One of the busiest Mountain Rescue Teams in England. 2016 our 52nd year

Team History

 The Patterdale Mountain Rescue Team was founded in 1964 by Dr James Ogilvie, Patterdale’s local doctor. A man of vision and action, he was an experienced climber and mountaineer and his efforts established a Team, which has now developed into one of the busiest in the Lake District. The Supporters’ Club was established by the late John Scott in 1998 and there have been 7 Team Leaders since 1964:

  • Dr James Ogilvie 1964 - 1973
  • Bob Gallagher 1973 -1975
  • Joe Boothroyd 1975 - 1983
  • Tom Fynn 1983 - 1991
  • Dave Freeborn MBE 1991 - 2008
  • Martin Cotterell 2008 - 2013
  • Mike Blakey 2013 - present

The Team operated from a converted barn provided by the Patterdale Hotel. This was adapted to changing needs over the years, but due to limited facilities had restricted the development of the Team and the service it offered. We are, however, very grateful to the Patterdale Hotel owners for long term support in providing the old premises at Deer Howe for so many years.

The new centre is now built and open and has cost in the region of £345,000. It is sited in the heart of Patterdale, has facilities to provide the highest standard of on-site medical care, a dedicated quiet area for friends or family of the casualty, a control room with the latest communications technology, security for vehicles and equipment, an indoor training area and facilities to educate school groups and the general public in the ways of mountain rescue.

The principal problems that forced us to build a new headquarters are shown below -

  • No area for keeping the casualty at Base whilst awaiting the County ambulance.
  • No clinical treatment area to render first aid before transfer to the ambulance.
  • Outside transfer to the ambulance with the possibility of worsening the condition of the casualty.
  • Lack of a ‘quiet area’, away from the control room, for relatives/accompanying persons to wait whilst the rescue is in progress.
  • No private area for re-uniting the casualty with the relatives/accompanying persons.
  • Poor conditions for the communication, office and medical equipment; temperature and humidity control lacking.
  • No mice-free storage for the climbing ropes!
  • Security concerns during rescues and when the base is closed.
  • Lack of covered storage for the rescue boat, with worries about its vulnerability to theft and quicker deterioration.
  • No possibility of room for a third vehicle at base.
  • Lack of adequate indoor training facilities; both a lecture room and a rope training area would be an asset.
  • Lack of indoor maintenance workshop.
  • There was no room to expand at the old base.

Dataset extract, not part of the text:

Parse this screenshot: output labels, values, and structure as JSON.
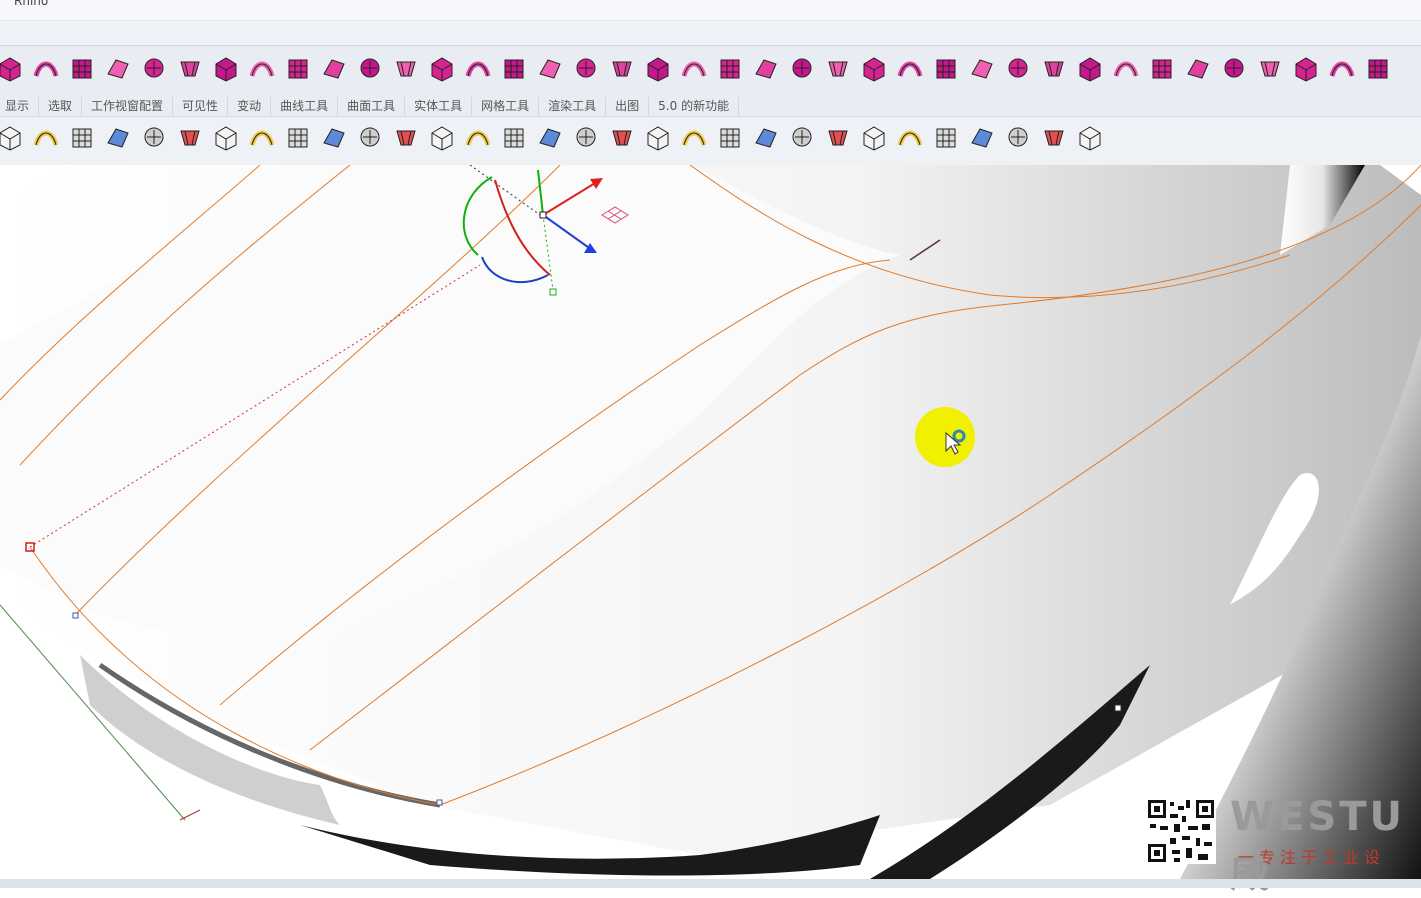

The new rescue centre, which is now built has solved all of these problems. Our grateful thanks to all who made this project possible. The new Rescue Centre was treated as a one-off capital project and has been funded without recourse to the operational revenue of the Team.